This climate strategy is probably off to a better start. Heads of States and Governments unanimously called for this new strategy. The mandate of the European Council was further refined during the negotiations on the regulation on Energy Union Governance for which a deal was unanimously backed by European Ambassadors at the end of June 2018. Around the same period, 14 governments wrote to the Commission to request several pathways towards carbon neutrality and at least one pathway to reach net 0 GHG by 2050. The European Parliament has adopted a similar approach and has called for an objective of net 0 emissions by 2050 at the latest while recently voting in favour of the need to develop by the end of 2018 an “ambitious and coordinated long-term net-zero carbon strategy for 2050.
A climate strategy is a yardstick
Long-term strategies are valuable tools for policy-makers and private stakeholders because they set a policy destination, identify one or several pathways to reach that objective and determine interim milestones. Strategies are yardsticks and help identify shorter-term key decisions that must be taken to reach the overall goal.
Climate strategies in particular will usually set a greenhouse gas reduction target and identify potential decarbonisation pathway(s), key technologies and policies.
Governments’ long-term strategies inform private sector decisions. In order to take an informed decision on the market potential and return on investments in the long run, businesses and investors need clarity about policy objectives in the long run. Robust long-term strategies will also usually lead to a more stable regulatory environment that will prevent detrimental policy U-turn.

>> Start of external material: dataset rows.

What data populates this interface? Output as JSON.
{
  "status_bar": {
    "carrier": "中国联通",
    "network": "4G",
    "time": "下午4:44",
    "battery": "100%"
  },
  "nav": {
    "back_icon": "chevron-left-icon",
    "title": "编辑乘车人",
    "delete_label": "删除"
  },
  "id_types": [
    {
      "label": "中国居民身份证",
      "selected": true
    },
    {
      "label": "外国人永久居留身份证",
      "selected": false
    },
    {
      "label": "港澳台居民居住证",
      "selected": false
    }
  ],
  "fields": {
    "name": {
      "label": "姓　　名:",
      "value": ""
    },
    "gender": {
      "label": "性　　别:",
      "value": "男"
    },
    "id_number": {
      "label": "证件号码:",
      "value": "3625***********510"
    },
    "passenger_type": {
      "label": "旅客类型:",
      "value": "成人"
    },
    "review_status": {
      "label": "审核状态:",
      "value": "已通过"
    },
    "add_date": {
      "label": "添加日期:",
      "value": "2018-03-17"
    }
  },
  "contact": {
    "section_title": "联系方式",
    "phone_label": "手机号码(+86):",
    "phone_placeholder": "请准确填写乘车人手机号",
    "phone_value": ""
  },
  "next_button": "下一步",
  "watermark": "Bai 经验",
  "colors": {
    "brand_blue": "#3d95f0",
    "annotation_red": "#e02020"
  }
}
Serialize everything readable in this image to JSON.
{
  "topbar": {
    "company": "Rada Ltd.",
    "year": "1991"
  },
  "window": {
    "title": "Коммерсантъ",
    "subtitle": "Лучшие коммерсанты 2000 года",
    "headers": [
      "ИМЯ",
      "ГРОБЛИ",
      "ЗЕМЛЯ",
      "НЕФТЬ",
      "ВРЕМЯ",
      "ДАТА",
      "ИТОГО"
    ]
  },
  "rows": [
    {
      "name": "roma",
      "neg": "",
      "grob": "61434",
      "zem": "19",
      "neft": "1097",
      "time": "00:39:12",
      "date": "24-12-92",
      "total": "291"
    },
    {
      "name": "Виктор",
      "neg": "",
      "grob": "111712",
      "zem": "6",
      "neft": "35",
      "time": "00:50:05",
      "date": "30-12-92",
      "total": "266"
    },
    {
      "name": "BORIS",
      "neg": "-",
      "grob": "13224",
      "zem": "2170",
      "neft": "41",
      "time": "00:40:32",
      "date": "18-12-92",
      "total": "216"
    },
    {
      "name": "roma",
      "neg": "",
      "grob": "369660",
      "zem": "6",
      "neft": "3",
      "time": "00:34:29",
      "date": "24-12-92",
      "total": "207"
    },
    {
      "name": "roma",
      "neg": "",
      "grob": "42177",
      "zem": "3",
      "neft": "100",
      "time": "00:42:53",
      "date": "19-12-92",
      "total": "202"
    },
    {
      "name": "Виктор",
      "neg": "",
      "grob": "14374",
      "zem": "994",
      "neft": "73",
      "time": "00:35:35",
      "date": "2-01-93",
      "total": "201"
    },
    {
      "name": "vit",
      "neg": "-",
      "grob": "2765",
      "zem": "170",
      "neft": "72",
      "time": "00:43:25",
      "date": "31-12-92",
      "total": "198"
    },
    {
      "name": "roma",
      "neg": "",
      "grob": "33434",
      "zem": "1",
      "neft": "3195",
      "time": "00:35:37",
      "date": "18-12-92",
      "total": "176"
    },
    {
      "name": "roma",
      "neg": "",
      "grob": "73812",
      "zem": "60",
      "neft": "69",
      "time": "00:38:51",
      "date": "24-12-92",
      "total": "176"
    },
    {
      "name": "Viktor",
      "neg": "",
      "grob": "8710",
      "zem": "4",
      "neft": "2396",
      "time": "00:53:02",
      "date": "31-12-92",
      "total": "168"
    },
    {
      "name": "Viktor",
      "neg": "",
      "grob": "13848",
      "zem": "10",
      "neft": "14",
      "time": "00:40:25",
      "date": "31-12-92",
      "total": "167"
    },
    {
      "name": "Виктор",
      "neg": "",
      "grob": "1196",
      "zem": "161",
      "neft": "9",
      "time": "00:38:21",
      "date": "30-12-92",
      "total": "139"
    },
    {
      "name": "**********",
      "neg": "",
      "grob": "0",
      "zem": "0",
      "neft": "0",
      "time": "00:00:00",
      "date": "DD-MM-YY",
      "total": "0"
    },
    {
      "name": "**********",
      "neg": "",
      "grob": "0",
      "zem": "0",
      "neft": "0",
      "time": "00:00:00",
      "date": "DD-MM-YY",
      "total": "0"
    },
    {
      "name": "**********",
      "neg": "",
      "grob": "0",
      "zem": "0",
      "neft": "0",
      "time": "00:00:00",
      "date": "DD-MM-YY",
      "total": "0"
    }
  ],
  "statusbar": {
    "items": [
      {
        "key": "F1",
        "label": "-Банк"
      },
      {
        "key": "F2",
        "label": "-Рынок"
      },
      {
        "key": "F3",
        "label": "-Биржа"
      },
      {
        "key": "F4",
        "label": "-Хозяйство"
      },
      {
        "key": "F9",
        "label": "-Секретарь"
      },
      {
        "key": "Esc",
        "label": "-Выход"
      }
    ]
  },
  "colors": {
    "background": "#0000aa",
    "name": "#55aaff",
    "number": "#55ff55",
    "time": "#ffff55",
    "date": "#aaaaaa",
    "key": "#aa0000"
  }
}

Politically, climate strategies are crucial in the Paris Agreement’s toolbox. Current greenhouse gas reduction pledges are not sufficient to limit global warming well below 2°C, aiming at 1.5°C. Consequently, parties agreed to re-convene every five years to negotiate upgraded ambition. Long-term strategies compatible with the agreed temperature goals will expose the need for early actions required to keep us on a path compatible with the Paris Agreement.